In a recent New York Times story, a young man by the name of Philip Garber Jr. went public following an incident with his professor at County College of Morris in Randolph, New Jersey. According to the October 10th article, Garber was asked by one of his teachers at the college not to raise his hand during his history class, but rather to pose his questions before or after class to prevent disrupting the other students. He was asked this, according to Garber, because of his stutter. Following this request by his teacher, Garber raised his hand in class to ask a question and was ignored; and while Garber kept his hand raised for much of the 75-minute class he was never called on. This experience was confusing to Garber because he spent most of his academic years being homeschooled.

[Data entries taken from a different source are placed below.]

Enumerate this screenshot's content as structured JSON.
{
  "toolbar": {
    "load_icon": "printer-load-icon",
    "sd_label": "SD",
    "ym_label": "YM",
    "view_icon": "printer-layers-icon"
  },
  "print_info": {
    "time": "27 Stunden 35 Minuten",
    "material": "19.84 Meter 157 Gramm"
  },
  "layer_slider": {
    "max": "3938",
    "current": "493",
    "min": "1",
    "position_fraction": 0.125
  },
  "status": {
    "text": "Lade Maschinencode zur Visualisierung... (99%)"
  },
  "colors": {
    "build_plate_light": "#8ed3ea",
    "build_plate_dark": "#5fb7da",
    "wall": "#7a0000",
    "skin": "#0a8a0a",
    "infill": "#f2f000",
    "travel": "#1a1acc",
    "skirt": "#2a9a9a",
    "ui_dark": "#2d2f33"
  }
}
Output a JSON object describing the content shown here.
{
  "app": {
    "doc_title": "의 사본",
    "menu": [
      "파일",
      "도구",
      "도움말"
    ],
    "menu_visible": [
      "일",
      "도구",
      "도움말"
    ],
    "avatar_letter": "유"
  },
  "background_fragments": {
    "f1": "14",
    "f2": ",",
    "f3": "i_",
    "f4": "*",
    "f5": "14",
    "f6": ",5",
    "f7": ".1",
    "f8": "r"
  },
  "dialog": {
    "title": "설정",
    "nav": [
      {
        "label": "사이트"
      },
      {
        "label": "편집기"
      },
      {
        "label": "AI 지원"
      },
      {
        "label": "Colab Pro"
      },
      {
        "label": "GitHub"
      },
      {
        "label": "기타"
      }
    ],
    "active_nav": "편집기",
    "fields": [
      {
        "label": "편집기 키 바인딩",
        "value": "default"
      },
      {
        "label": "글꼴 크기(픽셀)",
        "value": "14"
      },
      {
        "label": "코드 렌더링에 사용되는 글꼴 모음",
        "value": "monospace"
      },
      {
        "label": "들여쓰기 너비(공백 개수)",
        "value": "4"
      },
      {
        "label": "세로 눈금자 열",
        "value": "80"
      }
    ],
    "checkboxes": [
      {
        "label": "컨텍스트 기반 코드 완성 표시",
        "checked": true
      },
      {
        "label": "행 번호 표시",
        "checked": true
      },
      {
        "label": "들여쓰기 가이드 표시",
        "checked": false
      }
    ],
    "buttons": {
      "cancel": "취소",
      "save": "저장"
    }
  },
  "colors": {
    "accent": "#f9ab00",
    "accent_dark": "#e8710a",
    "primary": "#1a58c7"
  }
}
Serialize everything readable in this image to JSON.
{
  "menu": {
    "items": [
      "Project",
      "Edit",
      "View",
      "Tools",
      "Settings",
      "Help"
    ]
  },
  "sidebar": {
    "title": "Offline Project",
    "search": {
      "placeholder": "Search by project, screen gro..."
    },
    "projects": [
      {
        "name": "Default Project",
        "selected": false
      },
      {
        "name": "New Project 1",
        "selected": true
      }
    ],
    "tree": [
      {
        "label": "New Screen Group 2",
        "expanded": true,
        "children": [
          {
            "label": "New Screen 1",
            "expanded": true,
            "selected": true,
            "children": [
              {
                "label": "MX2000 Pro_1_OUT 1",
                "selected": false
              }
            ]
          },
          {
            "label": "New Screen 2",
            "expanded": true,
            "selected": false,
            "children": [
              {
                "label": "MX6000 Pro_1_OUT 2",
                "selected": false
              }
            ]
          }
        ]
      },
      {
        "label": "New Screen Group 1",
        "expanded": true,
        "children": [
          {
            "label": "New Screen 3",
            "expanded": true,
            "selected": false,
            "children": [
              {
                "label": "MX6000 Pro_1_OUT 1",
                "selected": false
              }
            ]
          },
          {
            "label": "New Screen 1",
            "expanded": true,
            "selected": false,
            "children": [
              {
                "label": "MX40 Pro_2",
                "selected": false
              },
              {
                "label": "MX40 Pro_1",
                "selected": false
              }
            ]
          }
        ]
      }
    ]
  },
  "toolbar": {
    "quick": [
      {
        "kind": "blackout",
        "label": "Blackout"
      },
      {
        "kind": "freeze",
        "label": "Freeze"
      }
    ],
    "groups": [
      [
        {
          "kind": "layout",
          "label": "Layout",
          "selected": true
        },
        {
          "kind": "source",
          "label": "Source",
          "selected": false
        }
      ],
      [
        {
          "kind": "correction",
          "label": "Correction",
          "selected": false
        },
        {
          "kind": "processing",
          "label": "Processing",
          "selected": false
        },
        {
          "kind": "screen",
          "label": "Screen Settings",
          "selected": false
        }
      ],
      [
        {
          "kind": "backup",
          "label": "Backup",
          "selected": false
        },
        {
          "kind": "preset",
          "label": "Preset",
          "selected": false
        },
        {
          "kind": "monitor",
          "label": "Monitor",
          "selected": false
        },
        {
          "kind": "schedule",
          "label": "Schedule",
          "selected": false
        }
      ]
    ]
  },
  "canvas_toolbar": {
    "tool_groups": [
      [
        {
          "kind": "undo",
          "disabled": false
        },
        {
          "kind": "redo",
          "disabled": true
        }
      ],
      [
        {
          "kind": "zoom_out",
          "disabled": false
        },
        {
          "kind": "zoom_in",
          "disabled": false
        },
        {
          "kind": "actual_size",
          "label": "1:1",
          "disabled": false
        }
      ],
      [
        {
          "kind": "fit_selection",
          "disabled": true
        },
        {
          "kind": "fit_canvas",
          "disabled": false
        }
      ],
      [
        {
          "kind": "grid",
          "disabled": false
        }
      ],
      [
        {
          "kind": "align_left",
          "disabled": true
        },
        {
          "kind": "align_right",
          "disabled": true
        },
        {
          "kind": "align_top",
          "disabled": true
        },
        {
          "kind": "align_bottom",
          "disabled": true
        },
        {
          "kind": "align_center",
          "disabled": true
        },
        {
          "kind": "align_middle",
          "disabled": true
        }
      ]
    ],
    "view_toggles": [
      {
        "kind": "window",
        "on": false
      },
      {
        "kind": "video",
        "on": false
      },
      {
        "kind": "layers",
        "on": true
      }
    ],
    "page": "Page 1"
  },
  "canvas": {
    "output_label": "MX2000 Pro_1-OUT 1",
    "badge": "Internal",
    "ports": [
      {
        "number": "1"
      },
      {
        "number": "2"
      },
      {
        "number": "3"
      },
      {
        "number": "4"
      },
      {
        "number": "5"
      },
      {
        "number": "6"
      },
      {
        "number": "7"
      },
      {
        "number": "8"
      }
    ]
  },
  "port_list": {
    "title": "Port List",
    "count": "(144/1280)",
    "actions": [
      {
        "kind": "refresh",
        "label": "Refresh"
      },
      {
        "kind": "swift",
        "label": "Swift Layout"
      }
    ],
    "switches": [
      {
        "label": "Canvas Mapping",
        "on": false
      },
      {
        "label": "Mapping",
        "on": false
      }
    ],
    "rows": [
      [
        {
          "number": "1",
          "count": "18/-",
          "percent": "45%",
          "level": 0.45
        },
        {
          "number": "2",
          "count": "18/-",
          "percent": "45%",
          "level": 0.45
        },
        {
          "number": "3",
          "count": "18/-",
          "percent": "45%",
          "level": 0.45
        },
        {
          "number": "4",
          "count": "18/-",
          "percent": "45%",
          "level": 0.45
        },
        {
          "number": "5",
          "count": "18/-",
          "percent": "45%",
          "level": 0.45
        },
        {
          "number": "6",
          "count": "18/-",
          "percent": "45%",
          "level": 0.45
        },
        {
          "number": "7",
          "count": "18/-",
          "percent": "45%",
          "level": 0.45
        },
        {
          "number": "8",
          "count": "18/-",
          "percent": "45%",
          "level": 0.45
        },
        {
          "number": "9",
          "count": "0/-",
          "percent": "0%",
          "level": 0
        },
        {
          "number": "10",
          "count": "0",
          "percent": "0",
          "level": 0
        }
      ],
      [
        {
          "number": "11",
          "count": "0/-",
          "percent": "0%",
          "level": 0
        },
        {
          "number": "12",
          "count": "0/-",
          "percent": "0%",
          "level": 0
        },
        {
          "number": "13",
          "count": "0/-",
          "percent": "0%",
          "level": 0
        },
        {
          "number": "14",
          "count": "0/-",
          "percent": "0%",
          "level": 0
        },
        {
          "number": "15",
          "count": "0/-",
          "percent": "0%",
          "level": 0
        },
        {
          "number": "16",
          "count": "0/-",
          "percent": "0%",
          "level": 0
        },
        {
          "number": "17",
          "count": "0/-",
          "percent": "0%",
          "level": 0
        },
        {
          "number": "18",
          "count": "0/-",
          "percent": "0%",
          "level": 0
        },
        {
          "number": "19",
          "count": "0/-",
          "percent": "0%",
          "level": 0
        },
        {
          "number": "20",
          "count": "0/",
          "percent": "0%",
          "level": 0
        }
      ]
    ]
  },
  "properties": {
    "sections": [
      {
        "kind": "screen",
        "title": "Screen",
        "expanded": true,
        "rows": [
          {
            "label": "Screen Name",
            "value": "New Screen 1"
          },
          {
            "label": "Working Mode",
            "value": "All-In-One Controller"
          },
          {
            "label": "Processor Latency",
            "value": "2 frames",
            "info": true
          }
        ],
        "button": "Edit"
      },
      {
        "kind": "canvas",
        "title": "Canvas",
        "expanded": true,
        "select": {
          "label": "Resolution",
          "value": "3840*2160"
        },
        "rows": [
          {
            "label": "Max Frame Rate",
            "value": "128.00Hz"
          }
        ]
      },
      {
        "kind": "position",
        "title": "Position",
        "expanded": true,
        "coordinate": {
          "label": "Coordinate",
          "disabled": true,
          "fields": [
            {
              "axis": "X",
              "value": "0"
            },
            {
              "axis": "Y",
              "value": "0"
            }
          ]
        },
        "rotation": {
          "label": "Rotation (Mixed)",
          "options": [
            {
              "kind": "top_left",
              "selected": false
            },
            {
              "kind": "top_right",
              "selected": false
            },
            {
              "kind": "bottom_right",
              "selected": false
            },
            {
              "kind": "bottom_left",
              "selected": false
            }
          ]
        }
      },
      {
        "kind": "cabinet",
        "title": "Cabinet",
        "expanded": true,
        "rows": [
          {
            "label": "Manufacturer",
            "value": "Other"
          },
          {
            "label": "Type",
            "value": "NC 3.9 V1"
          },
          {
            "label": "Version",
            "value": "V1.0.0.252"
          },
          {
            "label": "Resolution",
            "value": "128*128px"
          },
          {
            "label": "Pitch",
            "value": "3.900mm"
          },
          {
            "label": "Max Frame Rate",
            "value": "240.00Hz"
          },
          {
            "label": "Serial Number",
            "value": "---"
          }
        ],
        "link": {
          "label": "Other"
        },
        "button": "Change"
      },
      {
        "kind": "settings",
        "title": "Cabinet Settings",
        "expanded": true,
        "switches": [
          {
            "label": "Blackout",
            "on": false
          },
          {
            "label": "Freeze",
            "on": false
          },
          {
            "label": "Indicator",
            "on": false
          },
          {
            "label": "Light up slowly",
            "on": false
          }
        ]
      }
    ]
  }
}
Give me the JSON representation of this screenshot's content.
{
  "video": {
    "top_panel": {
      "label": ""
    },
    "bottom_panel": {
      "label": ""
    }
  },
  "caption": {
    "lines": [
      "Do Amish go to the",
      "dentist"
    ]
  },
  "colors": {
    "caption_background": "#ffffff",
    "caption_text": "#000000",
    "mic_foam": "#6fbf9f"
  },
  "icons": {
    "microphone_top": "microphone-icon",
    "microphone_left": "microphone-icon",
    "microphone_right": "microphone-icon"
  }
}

While stuttering can require patience on the part of both the listener and the speaker, it is important to note that individuals who suffer from stuttering are suffering from a disability. With PresenceLearning’s nationwide network of highly-qualified speech language pathologists (SLPs), students like Garber can receive treatment via live videoconferencing using the latest in evidence-based practices.
“One of the great things about telepractice is our flexibility. It is important to pair your child with the best possible person to provide them the treatment they need,” said Clay Whitehead, co-founder of PresenceLearning. “If we find that someone is not a best fit for a student, we have the ability to provide them with an alternative which is not always possible at a school.”
To learn more about stuttering, how it is diagnosed and tips on how to better communicate with a stutterer, visit: www.asha.org/public/speech/disorders/stuttering.htm
To read Garber’s story, go to https://www.nytimes.com/2011/10/11/education/11stutter.html?_r=1